The property industry is evolving more quickly than ever, in large part due to the rapid adoption and development of new technologies.
But some in the sector are slower than others to adopt new ways of operating, and the market is also softening, applying pressure industry-wide.
Just how ready is the Australian property market for the inevitable changes that lie ahead?
Operators adopting new technologies to add value
The recent report ‘Accelerating the Innovation Agenda’ by Altus Group notes that across the commercial real estate industry, operators are attempting to create greater value by improving process efficiencies, better data analysis, and new applications that “streamline” businesses.
Over the last 24 months in particular, the property industry has seen a surge in the number of technology-driven innovations that are transforming traditional ways of doing business.

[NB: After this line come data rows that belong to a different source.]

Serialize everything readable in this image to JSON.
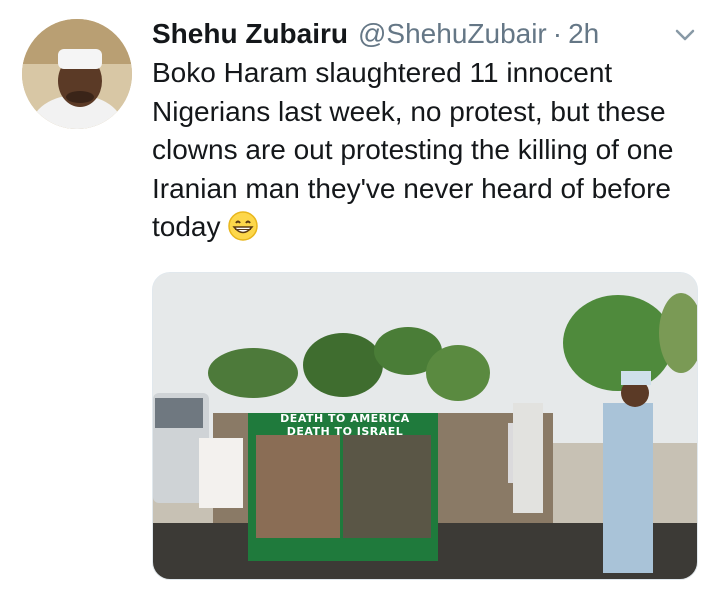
{
  "tweet": {
    "display_name": "Shehu Zubairu",
    "handle": "@ShehuZubair",
    "separator": "·",
    "time": "2h",
    "text": "Boko Haram slaughtered 11 innocent Nigerians last week, no protest, but these clowns are out protesting the killing of one Iranian man they've never heard of before today",
    "emoji": "grinning-face-with-smiling-eyes"
  },
  "media": {
    "banner_line1": "DEATH TO AMERICA",
    "banner_line2": "DEATH TO ISRAEL"
  },
  "colors": {
    "text": "#14171a",
    "secondary": "#657786",
    "banner_green": "#1f7a3c"
  }
}
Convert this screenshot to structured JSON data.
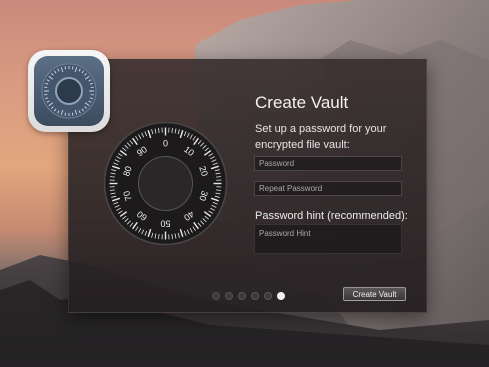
{
  "dialog": {
    "title": "Create Vault",
    "subtitle": "Set up a password for your encrypted file vault:",
    "password_placeholder": "Password",
    "repeat_password_placeholder": "Repeat Password",
    "hint_label": "Password hint (recommended):",
    "hint_placeholder": "Password Hint",
    "create_button": "Create Vault"
  },
  "dial": {
    "numbers": [
      "0",
      "10",
      "20",
      "30",
      "40",
      "50",
      "60",
      "70",
      "80",
      "90"
    ]
  },
  "pagination": {
    "total_pages": 6,
    "current_page": 6
  },
  "icons": {
    "app": "vault-dial-icon",
    "dial": "combination-lock-dial-icon"
  },
  "colors": {
    "accent_text": "#f2f2f2",
    "panel": "#2f2829"
  }
}
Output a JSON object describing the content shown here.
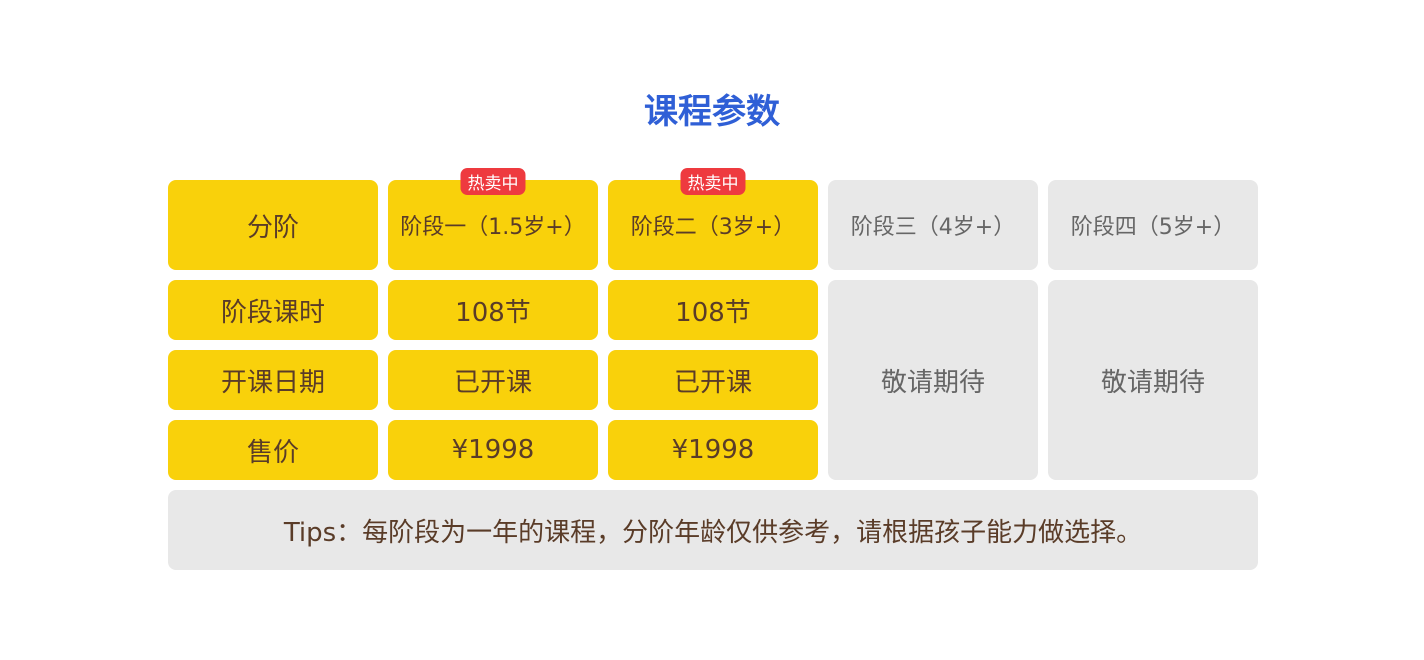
{
  "title": "课程参数",
  "badge": "热卖中",
  "header": [
    "分阶",
    "阶段一（1.5岁+）",
    "阶段二（3岁+）",
    "阶段三（4岁+）",
    "阶段四（5岁+）"
  ],
  "rows": [
    {
      "label": "阶段课时",
      "values": [
        "108节",
        "108节"
      ]
    },
    {
      "label": "开课日期",
      "values": [
        "已开课",
        "已开课"
      ]
    },
    {
      "label": "售价",
      "values": [
        "¥1998",
        "¥1998"
      ]
    }
  ],
  "coming_soon": [
    "敬请期待",
    "敬请期待"
  ],
  "tips": "Tips：每阶段为一年的课程，分阶年龄仅供参考，请根据孩子能力做选择。",
  "colors": {
    "yellow": "#f9d10b",
    "grey": "#e8e8e8",
    "badge": "#ee3a3f",
    "title": "#2f5fd6",
    "text": "#5a3c28"
  }
}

The report contains the results of surveys with 400 large commercial real estate operators at both senior executive level and from back office.
The organisations surveyed were from across the world.
86% say IT is creating cost and operational efficiencies
Of the respondents, 58 per cent said they were investing in and using technologies to help them make money, as opposed to using technology just to save money.
86 per cent of the large organisations that responded said they were seeing cost and operations efficiencies from information technology investments.
84 per cent said they were seeing improvements in data quality from their information technology investments.
84 per cent said they were seeing improvements in deal transaction cycle times from their information technology investments.
And 81 per cent said they had been able to improve their portfolio visibility by investing in information technology.
58 per cent says they are now using technology to help them make money, not just to save money.
Yet some fail to see the potential of major new technologies
However, some operators still seem to remain in the dark as to the potential of some cutting-edge technologies.
The report states, “The survey results also indicate, however, that CRE executives do not fully recognize the potential for some new technologies to have game-changing industry effects.
When presented with six rapidly emerging disruptive technologies… a minority of survey respondents recognized them as having the potential for significant disruptive impact.”
The results were startling, with some alarmingly high numbers believing technologies like artificial intelligence and blockchain will have “little to no impact”.
- 38 per cent said artificial intelligence and machine intelligence will have little to no impact on how CRE business is conducted.
- 42 per cent said Big Data and Predictive Analytics will have little to no impact on CRE.
- 55 per cent said augmented and virtual reality will have little to no impact.
- And 62 per cent said blockchain technology will have little to no impact on the CRE business.
“Experts in these fields have warned of the disruptive impact that these technologies can and have already made on other industries.
“While most CRE executives do not currently see these emerging technologies as having disruptive potential, these new innovations and the companies that are creating them have arrived and are rapidly gaining the attention of those in the industry who are closely assessing its impact and how it can be turned into opportunity.”
“Acting now will be critical…”
With a recent report by AT Kearney and The University of Melbourne – ‘The Untapped Value of Analytics’ – showing that organisations that use data successfully in their businesses make 60 per cent more profits than those who are slow to uptake new technologies, the Altus Group numbers appear to paint a concerning picture.
Though many CRE businesses recognise the importance of utilising new technologies to their full advantage, many are ignoring the fact that technology will also create fundamental and transformative changes to the way the industry operates.
“Acting now will be critical to ensuring an organization’s ability to be competitive in the future,” the report concludes.